Forest Bathing | Omega

A walk in the woods is far more than exercise—studies reveal it rejuvenates your mental and physical health.

Spending time outside is instinctive and intuitive. After all, we evolved in tandem with the natural world, though most of us—especially Americans—don't spend much time there anymore. But as anyone who heads out for a walk or travels into the countryside for a weekend knows, being outdoors makes us feel good.

A number of studies illustrate both the mental and physical benefits of short periods of time spent in nature. For city dwellers, even spending some time in a nearby park has documented benefits

In Japan, where the practice of spending time in nature for stress relief and relaxation was first formalized, it is known as forest bathing (shinrin-yoku). 

In the early 1980s, Japan’s Forest Agency proposed that forest bathing be recognized as a therapeutic practice. Today, there are over 30 official sites for forest bathing in the nation, places where there is documented evidence of a therapeutic effect from spending time in them. 

At one recognized forest-bathing reserve, in Nagano Prefecture (the birthplace of forest bathing), visitors get free medical checkups amidst a cypress forest. At others, various programs are available, such as dietary management, hydrotherapy, and aromatherapy.

Studies indicate the physical therapeutic benefits of forest bathing come from inhaling anti-microbial volatile organic compounds that plants emit. Called phytoncides, exposure to these compounds (by air) boosts our immune system. It's essentially a natural form of aromatherapy.

One study showed that for up to seven days after a trip into the woods, the test subjects’ natural killer cells (a type of white blood cell) were elevated. The increase was attributed to exposure to phytoncides combined with the stress-reduction experienced just by being in the woods. This research backed up similar research done a year earlier.

Another study examined the physiological effects of forest bathing on a broader level, finding that forest environments, “could lower concentrations of cortisol, lower pulse rate, lower blood pressure, increase parasympathetic nerve activity, and lower sympathetic nerve activity, compared with city settings.”

One researcher on forest bathing, Yoshifumi Miyazaki, from Chiba University says, “Humans had lived in nature for 5 million years. We were made to fit a natural environment. So we feel stress in an urban area,” Miyazaki said. “When we are exposed to nature, our bodies go back to how they should be.”

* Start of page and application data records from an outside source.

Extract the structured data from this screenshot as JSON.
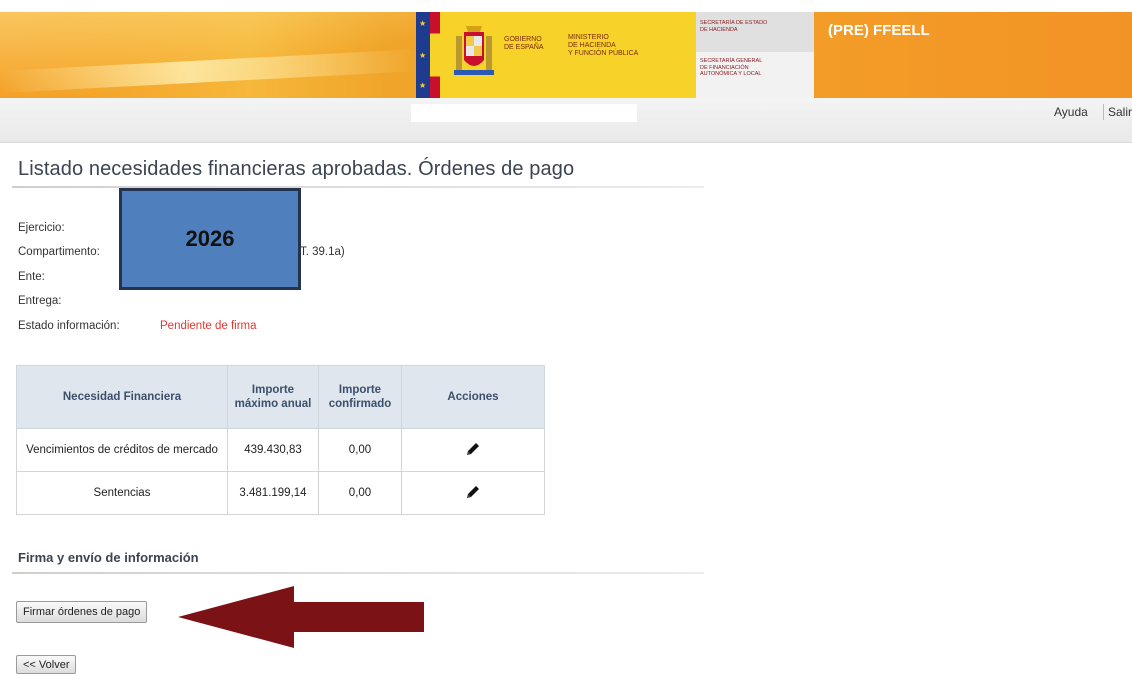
{
  "header": {
    "government_label": [
      "GOBIERNO",
      "DE ESPAÑA"
    ],
    "ministry_label": [
      "MINISTERIO",
      "DE HACIENDA",
      "Y FUNCIÓN PÚBLICA"
    ],
    "secretariat_top": [
      "SECRETARÍA DE ESTADO",
      "DE HACIENDA"
    ],
    "secretariat_bottom": [
      "SECRETARÍA GENERAL",
      "DE FINANCIACIÓN",
      "AUTONÓMICA Y LOCAL"
    ],
    "app_title": "(PRE) FFEELL"
  },
  "toolbar": {
    "help_label": "Ayuda",
    "exit_label": "Salir"
  },
  "page": {
    "title": "Listado necesidades financieras aprobadas. Órdenes de pago"
  },
  "info": {
    "fields": [
      {
        "label": "Ejercicio:",
        "value": ""
      },
      {
        "label": "Compartimento:",
        "value": "T. 39.1a)"
      },
      {
        "label": "Ente:",
        "value": ""
      },
      {
        "label": "Entrega:",
        "value": ""
      },
      {
        "label": "Estado información:",
        "value": "Pendiente de firma"
      }
    ],
    "year_overlay": "2026"
  },
  "table": {
    "headers": [
      "Necesidad Financiera",
      "Importe máximo anual",
      "Importe confirmado",
      "Acciones"
    ],
    "rows": [
      {
        "need": "Vencimientos de créditos de mercado",
        "max_annual": "439.430,83",
        "confirmed": "0,00",
        "action_icon": "pencil-edit-icon"
      },
      {
        "need": "Sentencias",
        "max_annual": "3.481.199,14",
        "confirmed": "0,00",
        "action_icon": "pencil-edit-icon"
      }
    ]
  },
  "signing": {
    "section_title": "Firma y envío de información",
    "sign_button": "Firmar órdenes de pago",
    "back_button": "<< Volver"
  },
  "colors": {
    "banner_orange": "#f39a1e",
    "status_red": "#e8342f",
    "table_header_bg": "#dfe6ee",
    "overlay_blue": "#4f80bd",
    "arrow_dark_red": "#7b1216"
  }
}
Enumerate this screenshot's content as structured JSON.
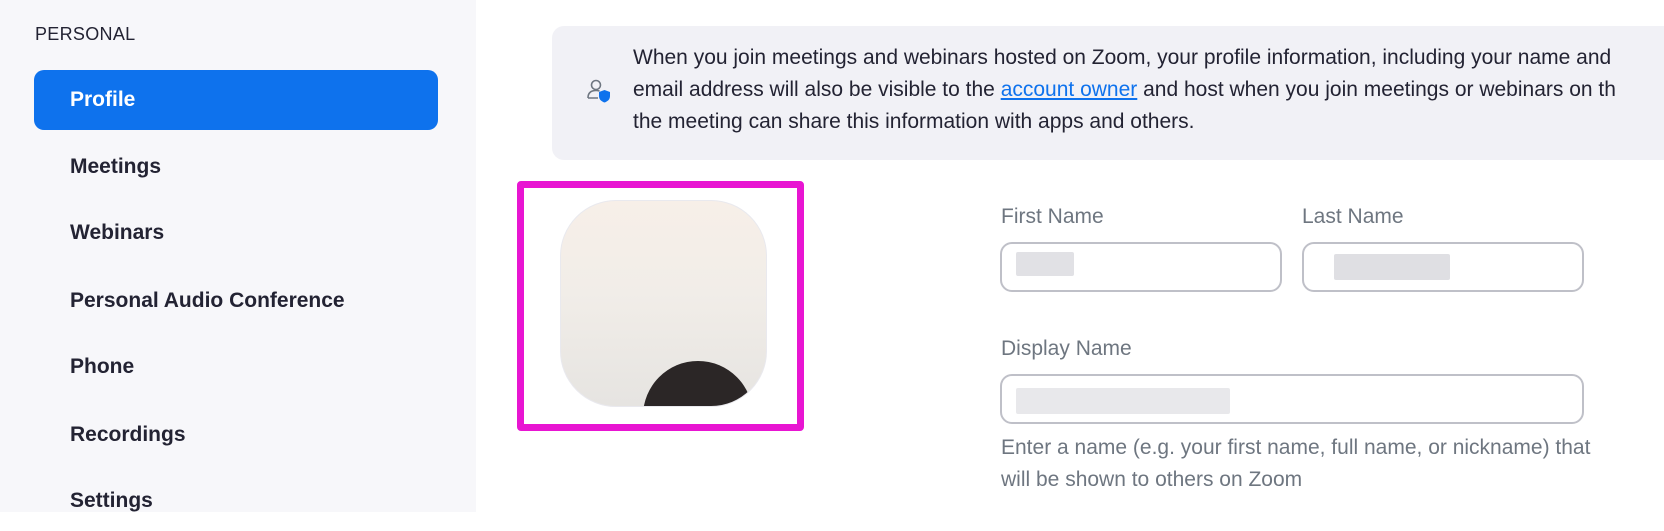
{
  "sidebar": {
    "section_label": "PERSONAL",
    "items": [
      {
        "label": "Profile",
        "active": true
      },
      {
        "label": "Meetings"
      },
      {
        "label": "Webinars"
      },
      {
        "label": "Personal Audio Conference"
      },
      {
        "label": "Phone"
      },
      {
        "label": "Recordings"
      },
      {
        "label": "Settings"
      }
    ]
  },
  "banner": {
    "icon": "user-shield-icon",
    "line1": "When you join meetings and webinars hosted on Zoom, your profile information, including your name and",
    "line2_before": "email address will also be visible to the ",
    "line2_link": "account owner",
    "line2_after": " and host when you join meetings or webinars on th",
    "line3": "the meeting can share this information with apps and others."
  },
  "profile": {
    "avatar": "profile-photo",
    "first_name_label": "First Name",
    "first_name_value": "",
    "last_name_label": "Last Name",
    "last_name_value": "",
    "display_name_label": "Display Name",
    "display_name_value": "",
    "display_name_help": "Enter a name (e.g. your first name, full name, or nickname) that will be shown to others on Zoom"
  },
  "colors": {
    "accent": "#0e72ed",
    "highlight": "#e815d2",
    "sidebar_bg": "#f7f7fa",
    "banner_bg": "#f1f1f6"
  }
}
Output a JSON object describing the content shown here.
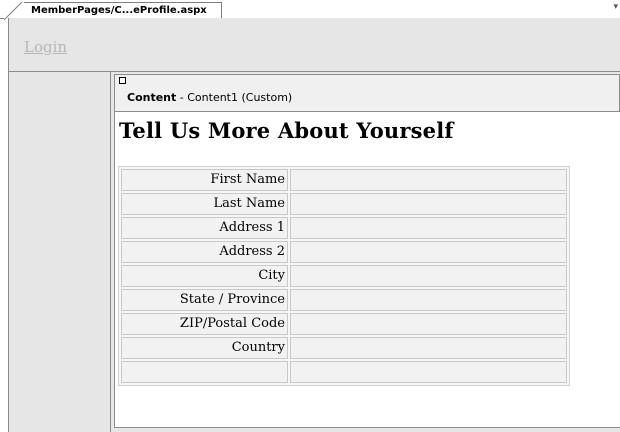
{
  "tab": {
    "label": "MemberPages/C...eProfile.aspx"
  },
  "master": {
    "login_link": "Login"
  },
  "content_panel": {
    "label_bold": "Content",
    "label_rest": " - Content1 (Custom)"
  },
  "page": {
    "title": "Tell Us More About Yourself"
  },
  "form": {
    "rows": [
      {
        "label": "First Name",
        "value": ""
      },
      {
        "label": "Last Name",
        "value": ""
      },
      {
        "label": "Address 1",
        "value": ""
      },
      {
        "label": "Address 2",
        "value": ""
      },
      {
        "label": "City",
        "value": ""
      },
      {
        "label": "State / Province",
        "value": ""
      },
      {
        "label": "ZIP/Postal Code",
        "value": ""
      },
      {
        "label": "Country",
        "value": ""
      },
      {
        "label": "",
        "value": ""
      }
    ]
  }
}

While that may be true, getting people outside can be challenging. Heading up the movement in the United States is pediatrician Robert Zarr, who, in partnership with multiple government agencies—from the National Park Service to the department of Health and Human Services—has started the Park Rx program.

Based in Washington, DC, Zarr works with local parks to certify that they are safe, healthy places to spend time, and then he prescribes time in those parks to his patients. In the first 5 months of the program, he prescribed more than 400 patients time in a park, and he's seeing positive results.

Don't wait until your doctor prescribes it. Head on out into nature and feel the benefits for yourself. Find a state park or national park near you, or use this find a forest locator and head on out for a forest bath.

© 2014 Omega Institute for Holistic Studies